## Excerpted records
◆ ◆ ◆ ◆ ◆

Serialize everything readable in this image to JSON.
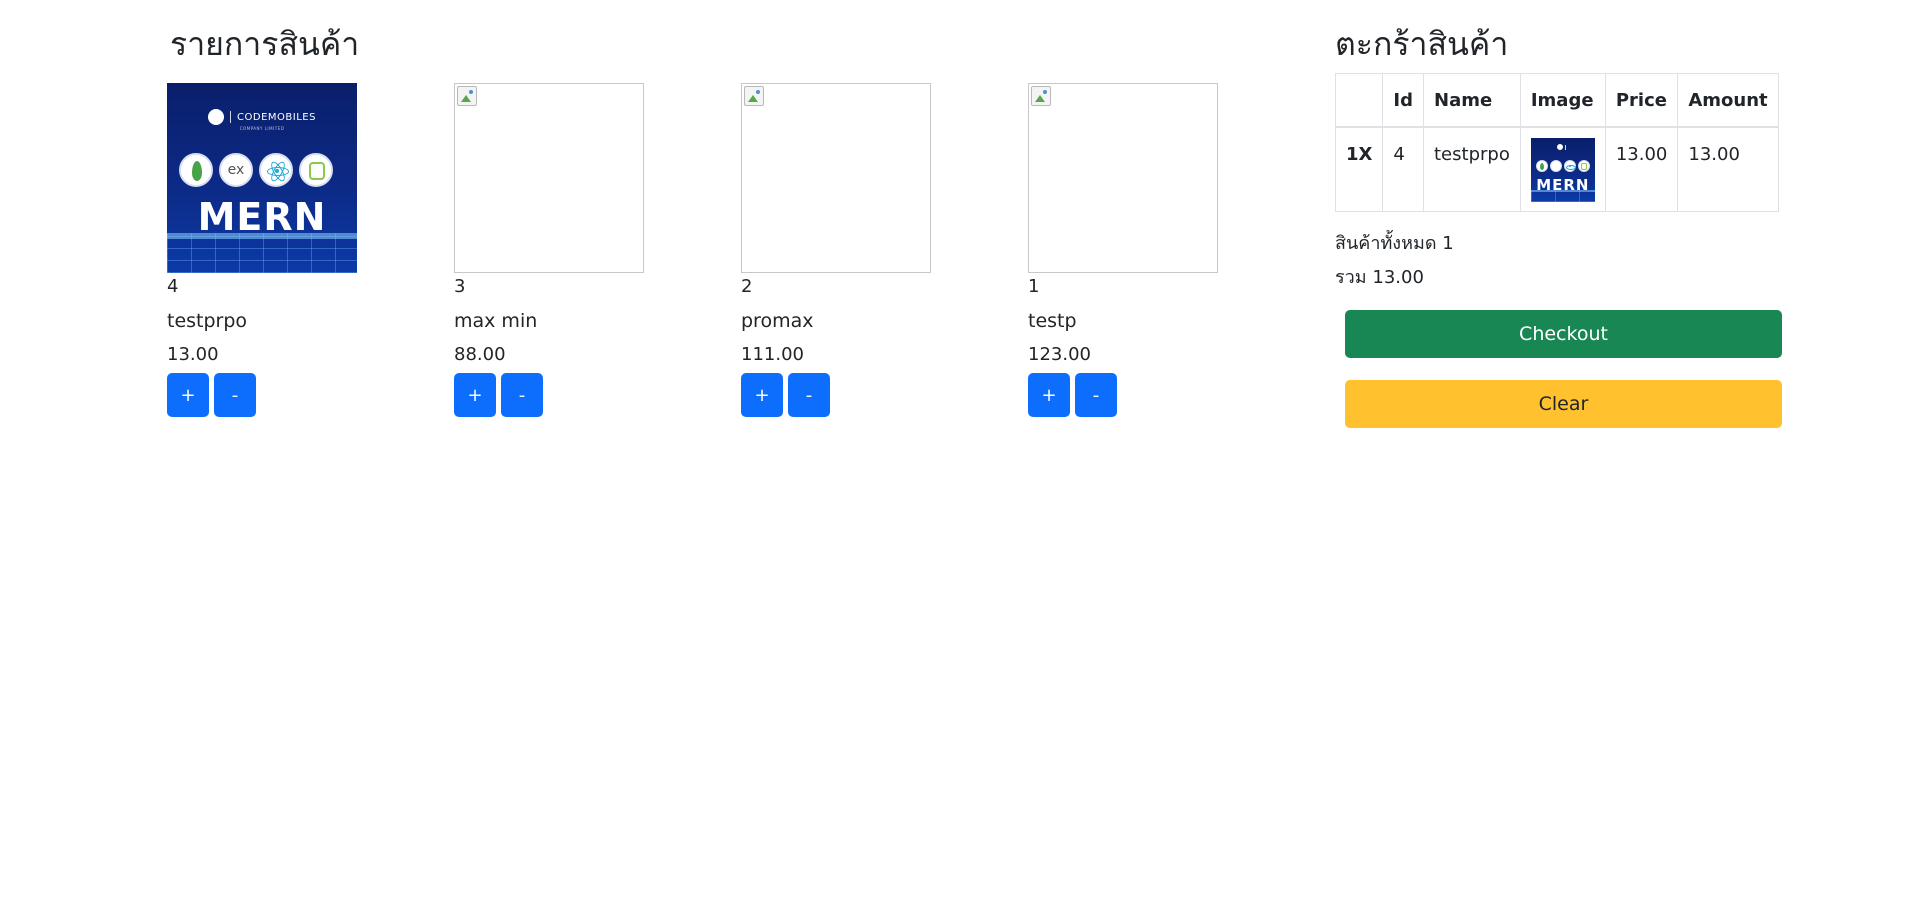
{
  "products_section": {
    "title": "รายการสินค้า",
    "items": [
      {
        "id": "4",
        "name": "testprpo",
        "price": "13.00",
        "plus_label": "+",
        "minus_label": "-",
        "image": "MERN"
      },
      {
        "id": "3",
        "name": "max min",
        "price": "88.00",
        "plus_label": "+",
        "minus_label": "-",
        "image": "broken"
      },
      {
        "id": "2",
        "name": "promax",
        "price": "111.00",
        "plus_label": "+",
        "minus_label": "-",
        "image": "broken"
      },
      {
        "id": "1",
        "name": "testp",
        "price": "123.00",
        "plus_label": "+",
        "minus_label": "-",
        "image": "broken"
      }
    ]
  },
  "poster": {
    "brand": "CODEMOBILES",
    "brand_sub": "COMPANY LIMITED",
    "express_label": "ex",
    "word": "MERN"
  },
  "cart": {
    "title": "ตะกร้าสินค้า",
    "columns": [
      "",
      "Id",
      "Name",
      "Image",
      "Price",
      "Amount"
    ],
    "rows": [
      {
        "qty": "1X",
        "id": "4",
        "name": "testprpo",
        "image": "MERN",
        "price": "13.00",
        "amount": "13.00"
      }
    ],
    "total_count_text": "สินค้าทั้งหมด 1",
    "total_sum_text": "รวม 13.00",
    "checkout_label": "Checkout",
    "clear_label": "Clear"
  },
  "colors": {
    "primary": "#0d6efd",
    "success": "#198754",
    "warning": "#ffc12e"
  }
}
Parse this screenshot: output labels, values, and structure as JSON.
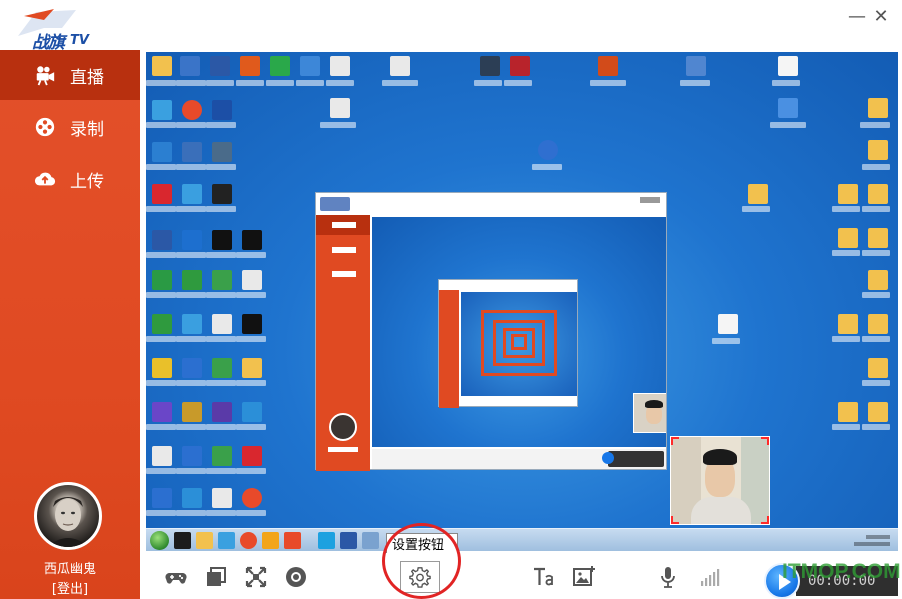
{
  "app": {
    "logo_text": "战旗",
    "logo_tv": "TV"
  },
  "window": {
    "minimize_glyph": "—",
    "close_glyph": "✕"
  },
  "sidebar": {
    "items": [
      {
        "label": "直播",
        "icon": "video-camera-icon",
        "active": true
      },
      {
        "label": "录制",
        "icon": "film-reel-icon",
        "active": false
      },
      {
        "label": "上传",
        "icon": "cloud-upload-icon",
        "active": false
      }
    ],
    "user": {
      "name": "西瓜幽鬼",
      "logout": "[登出]"
    }
  },
  "toolbar": {
    "tools": [
      {
        "name": "gamepad-icon"
      },
      {
        "name": "window-capture-icon"
      },
      {
        "name": "fullscreen-capture-icon"
      },
      {
        "name": "camera-source-icon"
      },
      {
        "name": "settings-gear-icon"
      },
      {
        "name": "text-overlay-icon"
      },
      {
        "name": "image-overlay-icon"
      },
      {
        "name": "microphone-icon"
      },
      {
        "name": "volume-level-icon"
      }
    ],
    "settings_tooltip": "设置按钮",
    "timer": "00:00:00",
    "play_icon": "play-icon"
  },
  "watermark": "ITMOP.COM",
  "colors": {
    "sidebar": "#e04a22",
    "sidebar_active": "#b8300f",
    "highlight_circle": "#e12424",
    "desktop": "#1f74cf"
  }
}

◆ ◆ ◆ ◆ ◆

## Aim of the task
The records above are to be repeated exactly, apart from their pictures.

## Result of the task
Serialize everything readable in this image to JSON.
{
  "products_section": {
    "title": "รายการสินค้า",
    "items": [
      {
        "id": "4",
        "name": "testprpo",
        "price": "13.00",
        "plus_label": "+",
        "minus_label": "-",
        "image": "MERN"
      },
      {
        "id": "3",
        "name": "max min",
        "price": "88.00",
        "plus_label": "+",
        "minus_label": "-",
        "image": "broken"
      },
      {
        "id": "2",
        "name": "promax",
        "price": "111.00",
        "plus_label": "+",
        "minus_label": "-",
        "image": "broken"
      },
      {
        "id": "1",
        "name": "testp",
        "price": "123.00",
        "plus_label": "+",
        "minus_label": "-",
        "image": "broken"
      }
    ]
  },
  "poster": {
    "brand": "CODEMOBILES",
    "brand_sub": "COMPANY LIMITED",
    "express_label": "ex",
    "word": "MERN"
  },
  "cart": {
    "title": "ตะกร้าสินค้า",
    "columns": [
      "",
      "Id",
      "Name",
      "Image",
      "Price",
      "Amount"
    ],
    "rows": [
      {
        "qty": "1X",
        "id": "4",
        "name": "testprpo",
        "image": "MERN",
        "price": "13.00",
        "amount": "13.00"
      }
    ],
    "total_count_text": "สินค้าทั้งหมด 1",
    "total_sum_text": "รวม 13.00",
    "checkout_label": "Checkout",
    "clear_label": "Clear"
  },
  "colors": {
    "primary": "#0d6efd",
    "success": "#198754",
    "warning": "#ffc12e"
  }
}
Parse this screenshot: output labels, values, and structure as JSON.
{
  "app": {
    "logo_text": "战旗",
    "logo_tv": "TV"
  },
  "window": {
    "minimize_glyph": "—",
    "close_glyph": "✕"
  },
  "sidebar": {
    "items": [
      {
        "label": "直播",
        "icon": "video-camera-icon",
        "active": true
      },
      {
        "label": "录制",
        "icon": "film-reel-icon",
        "active": false
      },
      {
        "label": "上传",
        "icon": "cloud-upload-icon",
        "active": false
      }
    ],
    "user": {
      "name": "西瓜幽鬼",
      "logout": "[登出]"
    }
  },
  "toolbar": {
    "tools": [
      {
        "name": "gamepad-icon"
      },
      {
        "name": "window-capture-icon"
      },
      {
        "name": "fullscreen-capture-icon"
      },
      {
        "name": "camera-source-icon"
      },
      {
        "name": "settings-gear-icon"
      },
      {
        "name": "text-overlay-icon"
      },
      {
        "name": "image-overlay-icon"
      },
      {
        "name": "microphone-icon"
      },
      {
        "name": "volume-level-icon"
      }
    ],
    "settings_tooltip": "设置按钮",
    "timer": "00:00:00",
    "play_icon": "play-icon"
  },
  "watermark": "ITMOP.COM",
  "colors": {
    "sidebar": "#e04a22",
    "sidebar_active": "#b8300f",
    "highlight_circle": "#e12424",
    "desktop": "#1f74cf"
  }
}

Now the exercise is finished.